I think I am probably one of that group of people that has put up things on FB or my blog that are critical of institutional education (both public and private). I do believe, along the lines of John Taylor Gatto, that the way we "do" institutional school is according to the factory model and that in many ways it does not serve the best needs or interests of kids. At the same time, I think it is quite possible to succeed, and succeed with flying colors, in traditional style schools. Many people have done so. I went to public schools all my life so far be it from me to say people can't learn in them. I just think that there are many things about the way schools are run that make learning more difficult than it should be. But hey, there are also many things about homeschooling (which is what we do) that make learning a challenge. There are advantages and disadvantages to both and I think that's why each family does need to make the decision that's best for them. Neither is perfect. We each choose the advantages/disadvantages that are most comfortable for us.

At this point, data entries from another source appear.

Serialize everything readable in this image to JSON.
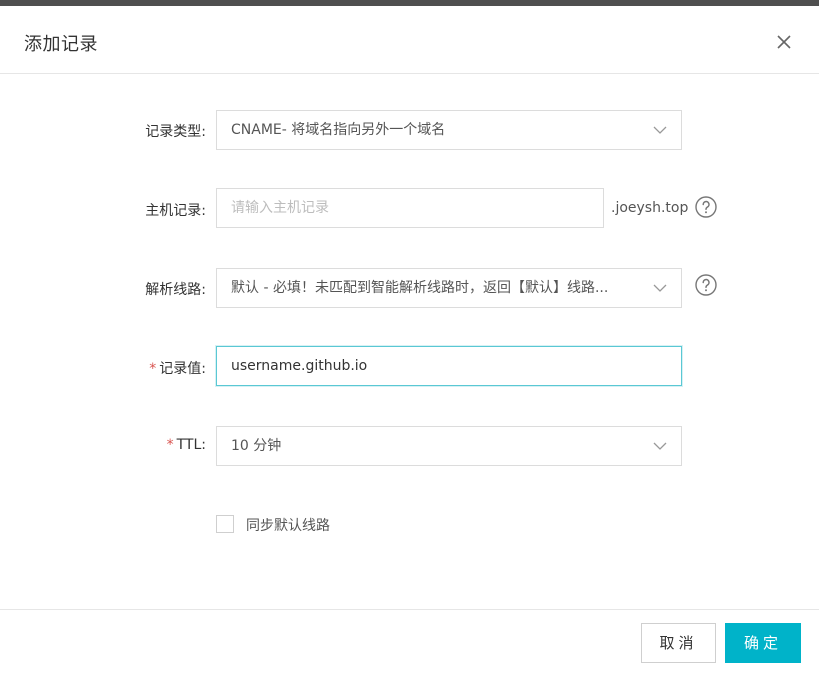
{
  "dialog": {
    "title": "添加记录",
    "close_label": "X"
  },
  "form": {
    "record_type": {
      "label": "记录类型:",
      "value": "CNAME- 将域名指向另外一个域名"
    },
    "host_record": {
      "label": "主机记录:",
      "placeholder": "请输入主机记录",
      "suffix": ".joeysh.top"
    },
    "resolution_line": {
      "label": "解析线路:",
      "value": "默认 - 必填！未匹配到智能解析线路时，返回【默认】线路..."
    },
    "record_value": {
      "required_mark": "*",
      "label": "记录值:",
      "value": "username.github.io"
    },
    "ttl": {
      "required_mark": "*",
      "label": "TTL:",
      "value": "10 分钟"
    },
    "sync_default": {
      "label": "同步默认线路",
      "checked": false
    }
  },
  "footer": {
    "cancel_label": "取消",
    "confirm_label": "确定"
  },
  "colors": {
    "primary": "#00b3c9",
    "focus_border": "#5ac8d4",
    "required": "#d9534f",
    "top_bar": "#4f4f4f"
  }
}
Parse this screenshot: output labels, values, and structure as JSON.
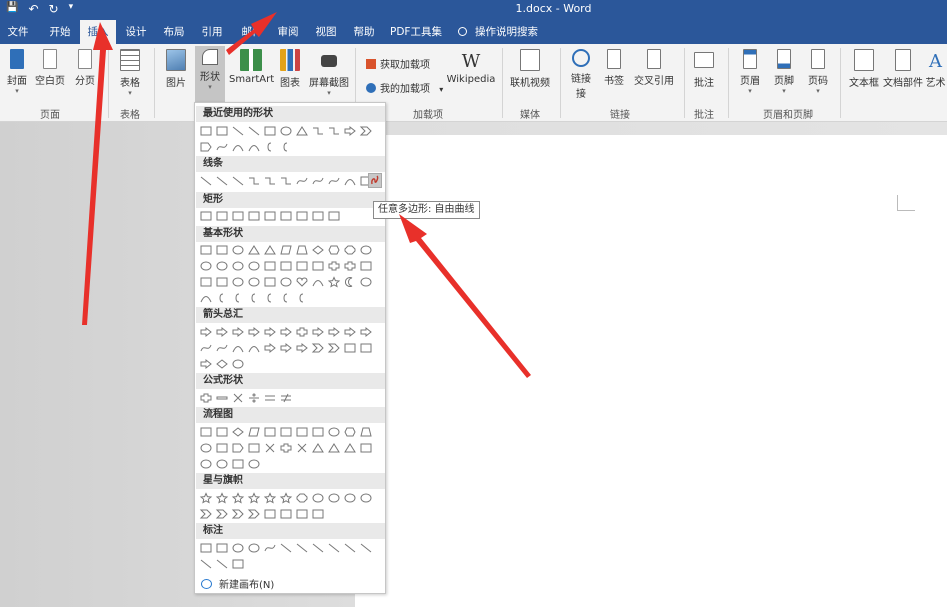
{
  "title_bar": {
    "doc_title": "1.docx - Word",
    "qat": {
      "save": "💾",
      "undo": "↶",
      "redo": "↻",
      "more": "▾"
    }
  },
  "tabs": [
    {
      "label": "文件"
    },
    {
      "label": "开始"
    },
    {
      "label": "插入"
    },
    {
      "label": "设计"
    },
    {
      "label": "布局"
    },
    {
      "label": "引用"
    },
    {
      "label": "邮件"
    },
    {
      "label": "审阅"
    },
    {
      "label": "视图"
    },
    {
      "label": "帮助"
    },
    {
      "label": "PDF工具集"
    },
    {
      "label": "操作说明搜索"
    }
  ],
  "active_tab": "插入",
  "ribbon": {
    "buttons": {
      "cover": "封面",
      "blank": "空白页",
      "break": "分页",
      "table": "表格",
      "picture": "图片",
      "shapes": "形状",
      "smartart": "SmartArt",
      "chart": "图表",
      "screenshot": "屏幕截图",
      "get_addins": "获取加载项",
      "my_addins": "我的加载项",
      "wikipedia": "Wikipedia",
      "online_video": "联机视频",
      "link": "链接",
      "link2": "接",
      "bookmark": "书签",
      "cross_ref": "交叉引用",
      "comment": "批注",
      "header": "页眉",
      "footer": "页脚",
      "page_number": "页码",
      "textbox": "文本框",
      "quick_parts": "文档部件",
      "wordart": "艺术"
    },
    "groups": {
      "pages": "页面",
      "tables": "表格",
      "addins": "加载项",
      "media": "媒体",
      "links": "链接",
      "comments": "批注",
      "header_footer": "页眉和页脚"
    },
    "wikipedia_logo": "W"
  },
  "shapes_panel": {
    "sections": {
      "recent": "最近使用的形状",
      "lines": "线条",
      "rectangles": "矩形",
      "basic": "基本形状",
      "arrows": "箭头总汇",
      "equation": "公式形状",
      "flowchart": "流程图",
      "stars": "星与旗帜",
      "callouts": "标注"
    },
    "new_canvas": "新建画布(N)"
  },
  "tooltip": "任意多边形: 自由曲线",
  "colors": {
    "brand": "#2b579a",
    "annotation": "#e8302a"
  }
}
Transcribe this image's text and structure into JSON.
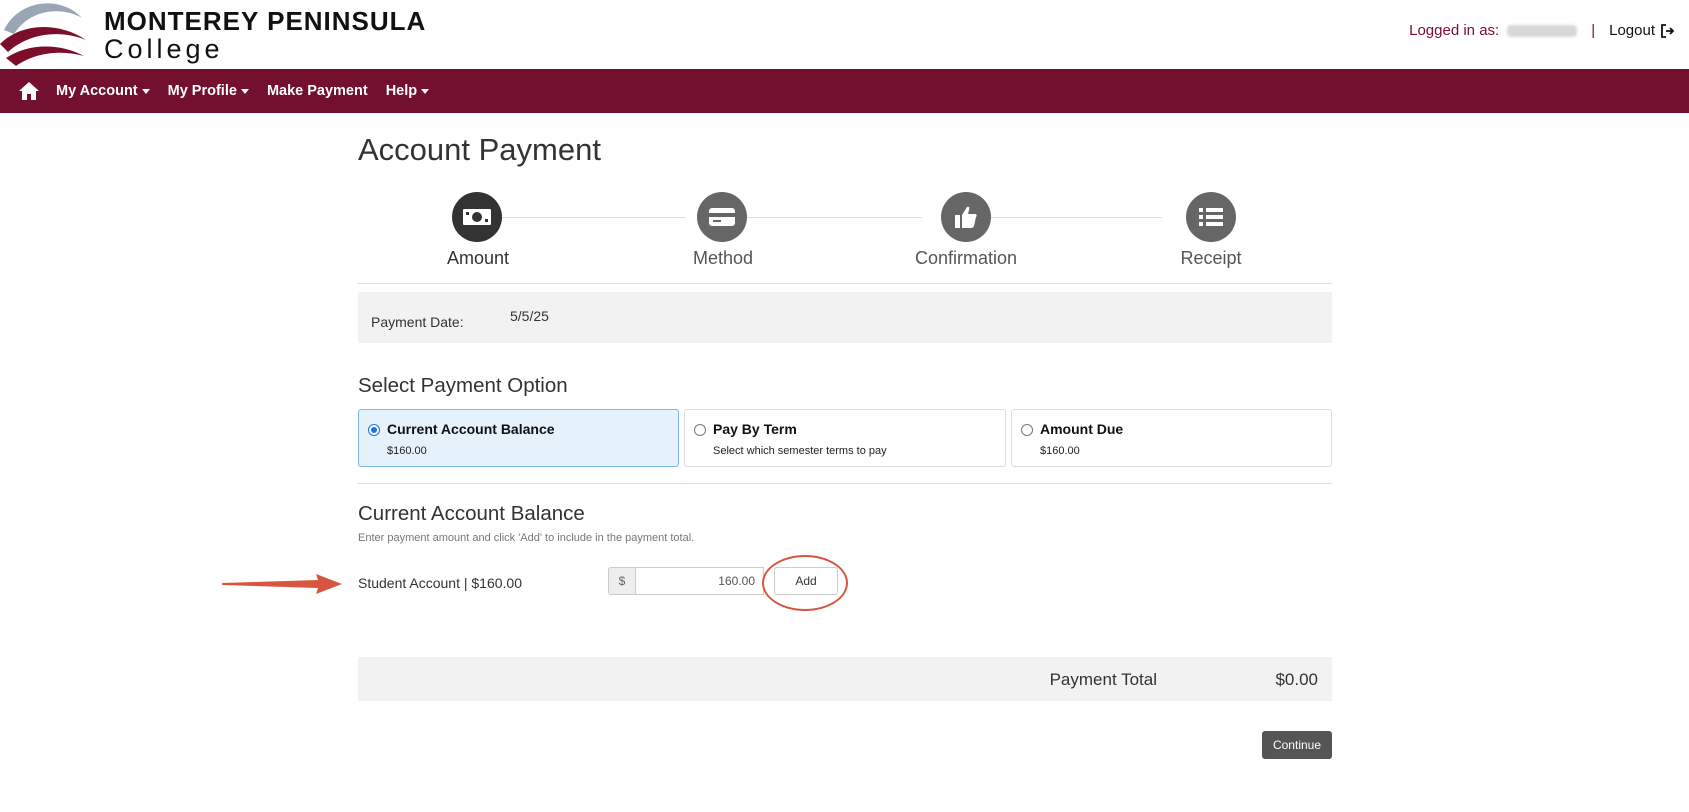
{
  "header": {
    "logo_line1": "MONTEREY PENINSULA",
    "logo_line2": "College",
    "logged_in_label": "Logged in as:",
    "separator": "|",
    "logout_label": "Logout"
  },
  "nav": {
    "items": [
      {
        "label": "My Account",
        "dropdown": true
      },
      {
        "label": "My Profile",
        "dropdown": true
      },
      {
        "label": "Make Payment",
        "dropdown": false
      },
      {
        "label": "Help",
        "dropdown": true
      }
    ]
  },
  "page": {
    "title": "Account Payment"
  },
  "steps": [
    {
      "label": "Amount",
      "icon": "money-icon",
      "active": true
    },
    {
      "label": "Method",
      "icon": "credit-card-icon",
      "active": false
    },
    {
      "label": "Confirmation",
      "icon": "thumbs-up-icon",
      "active": false
    },
    {
      "label": "Receipt",
      "icon": "list-icon",
      "active": false
    }
  ],
  "payment_date": {
    "label": "Payment Date:",
    "value": "5/5/25"
  },
  "payment_option": {
    "title": "Select Payment Option",
    "options": [
      {
        "title": "Current Account Balance",
        "sub": "$160.00",
        "selected": true
      },
      {
        "title": "Pay By Term",
        "sub": "Select which semester terms to pay",
        "selected": false
      },
      {
        "title": "Amount Due",
        "sub": "$160.00",
        "selected": false
      }
    ]
  },
  "balance": {
    "title": "Current Account Balance",
    "hint": "Enter payment amount and click 'Add' to include in the payment total.",
    "account_label": "Student Account | $160.00",
    "currency_symbol": "$",
    "amount_value": "160.00",
    "add_label": "Add"
  },
  "total": {
    "label": "Payment Total",
    "value": "$0.00"
  },
  "continue_label": "Continue",
  "colors": {
    "brand": "#72102d",
    "annotation": "#d8553f",
    "selected_bg": "#e5f1fb"
  }
}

I think with this, as with anything, it is uncomfortable when friends disagree. I have friends with whom I disagree about all sorts of things. But that doesn't mean I think they're bad people. I respect them and their right to make their own choices about thingss such as this. (Of course, there are choices that I don't respect, but they are of the commandment-breaking type. This does not fall into that category.)

I don't know if this helps. Maybe I have just demonstrated what you are talking about. But I would encourage you to not take it personally when someone is critical of institutional education, just as I try not to take it personally when someone is critical of parents who immunize their children (as we do) or of some other parenting choice that we make that is different from theirs. We all take in the information that is out there and do the best we can with it. And while I may not agree with your educational choice for your children, I respect it and support and wish you well in it and will happily celebrate your successes and joys with it. God bless!

Cheryl said...
This comment has been removed by the author.
Elephantschild said...

I think most all of the homeschooling crowd you'd be familiar with realizes that while they (we) don't care for the overall trend and philosophy of public education, that doesn't mean that ALL children ALWAYS turn out as mind-numbed skulls of mush.

Most especially when individual families have clever, intelligent, engaged parents. That makes all the difference.

Generalizations are made in all sorts of situations because many times that's the only way to discuss concepts. We couldn't discuss the state of public education in this country without making *some* generalizations.

That doesn't mean, however, that every generalization applies equally to individual situations.

Your girls are thriving. Who can argue with that?

Barb the Evil Genius said...

Nope, Scott, it wasn't anything you said. Hey, I believe public schools are generally not that great either, but in our situation, it's the best thing. Whatever happened in the 1920's, where we are is where we are. We're definitely keeping an eye on the girls' educations still.

Cheryl, as I said above, I think public schools need a lot of improvement, but there is so much discussion and disagreement out there that even if we could bring education back down to the local level, I imagine something like public school would still exist in many places. When did the school institutionalization thing start? Because if you read accounts like in Laura Ingalls Wilder, school seemed very strict and regimented. Stand in a row, say your pieces, sit down. I don't know much about schools before that until you get back to the smaller Colonial, tutorial method I suppose you could say.

EC, I guess the generalization I dislike the most is the view that, because founders of our modern system, such as Dewey, had bad intentions, the *entire* system is under a stigma forever. I can't see how so large a system could *consistently* be producing little apparatchiks. That'd be incredible to coordinate hundreds of thousands of teachers that much. We can't even get everybody in a lil ol' Synod to agree! :)